I have long waited for the day David Ortiz was no longer able to hit a baseball consistently or with authority, but now that the day has come, it’s actually pretty sad. Don’t get me wrong, the only thing I hate about Fenway Park more than “Sweet Caroline,” which is also the only time I wish my name wasn’t Neil, are the “Papi” chants that pollute the air when David Ortiz steps in with runners in scoring position. But David Ortiz has been the heart of the Red Sox order for so long and is one of the few remaining players on the Red Sox from the heated battles of 2003 and 2004 that it’s almost like a piece of the rivalry dies as his power does too.

Ortiz drove in the only run for the Red Sox on Wednesday, but it was his only hit of the series in 11 at-bats. When the “Papi” chants began in the bottom of the eighth inning on Wednesday in a 1-1 game with Ortiz stepping in to face Chan Ho Park, for a second it felt like three years ago as the Fenway crowd tried to push the calendar back to 2007 hoping for some late-game heroics from Ortiz. But Ortiz’s alter ego “Big Papi” no longer exists, as Chan Ho Park needed just three pitches to strike out plain old David Ortiz and end the inning.

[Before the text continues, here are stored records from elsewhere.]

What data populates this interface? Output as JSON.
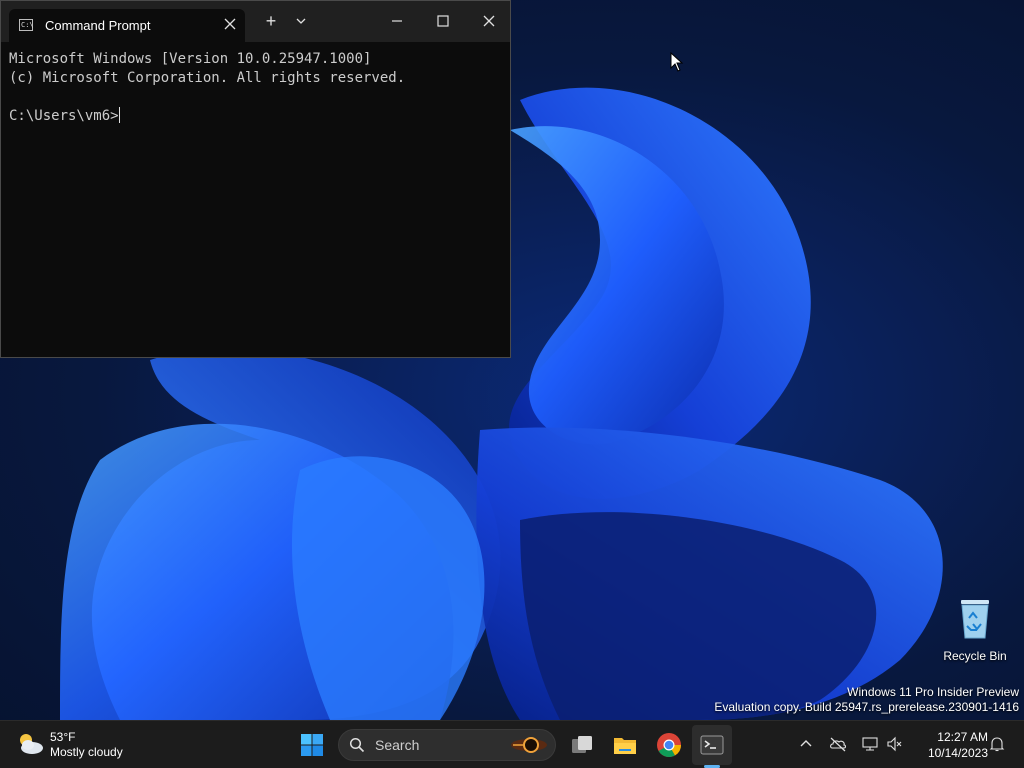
{
  "window": {
    "tab_title": "Command Prompt",
    "new_tab_symbol": "+",
    "terminal_lines": [
      "Microsoft Windows [Version 10.0.25947.1000]",
      "(c) Microsoft Corporation. All rights reserved.",
      "",
      "C:\\Users\\vm6>"
    ]
  },
  "desktop": {
    "recycle_bin_label": "Recycle Bin",
    "watermark_line1": "Windows 11 Pro Insider Preview",
    "watermark_line2": "Evaluation copy. Build 25947.rs_prerelease.230901-1416"
  },
  "taskbar": {
    "weather_temp": "53°F",
    "weather_desc": "Mostly cloudy",
    "search_placeholder": "Search",
    "clock_time": "12:27 AM",
    "clock_date": "10/14/2023"
  },
  "colors": {
    "accent": "#0078d4",
    "terminal_bg": "#0c0c0c",
    "taskbar_bg": "#1c1c1c"
  }
}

At some point in the very near future (I have the over/under set for May 1), David Ortiz won’t be the full-time DH for the Red Sox. At some point Theo Epstein and Terry Francona are going to have to let Mike Lowell play.

Maybe Mike Lowell hit on Terry Francona’s wife at the Christmas party or ran over Theo Epstein’s dog for them to treat him so poorly, but eventually they are going to have to realize that they are wasting $12 million on the bench while David Ortiz wastes at-bats. I love the mistreatment of Lowell that goes on with the Red Sox because it means less doubles off the Green Monster for the Red Sox and more strikeouts for the Yankees. But you’d have to think eventually enough will be enough.

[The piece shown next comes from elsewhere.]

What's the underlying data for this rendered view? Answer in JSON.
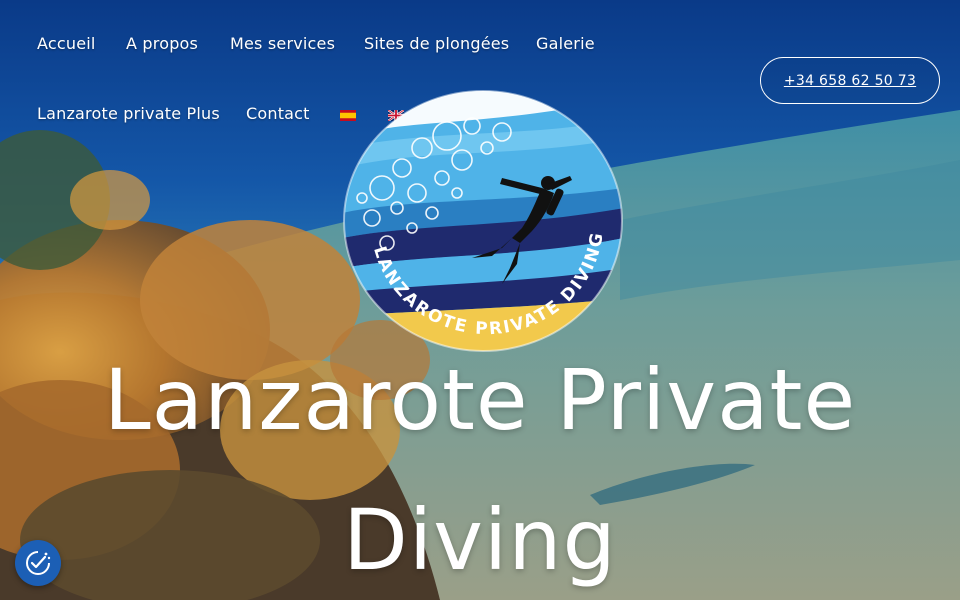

This is the last year of Ortiz’s contract with the Red Sox with the team holding a $12.5 million option for 2011 that is unlikely to get picked up. As new faces Curtis Granderson, Randy Winn, Adrian Beltre, Mike Cameron, Marco Scutaro and John Lackey enter the rivalry to begin another chapter in Yankees-Red Sox history, the chapter on David Ortiz looks to be coming to an end. And even though he will take a piece of the rivalry with him, it’s safe to say he won’t be missed.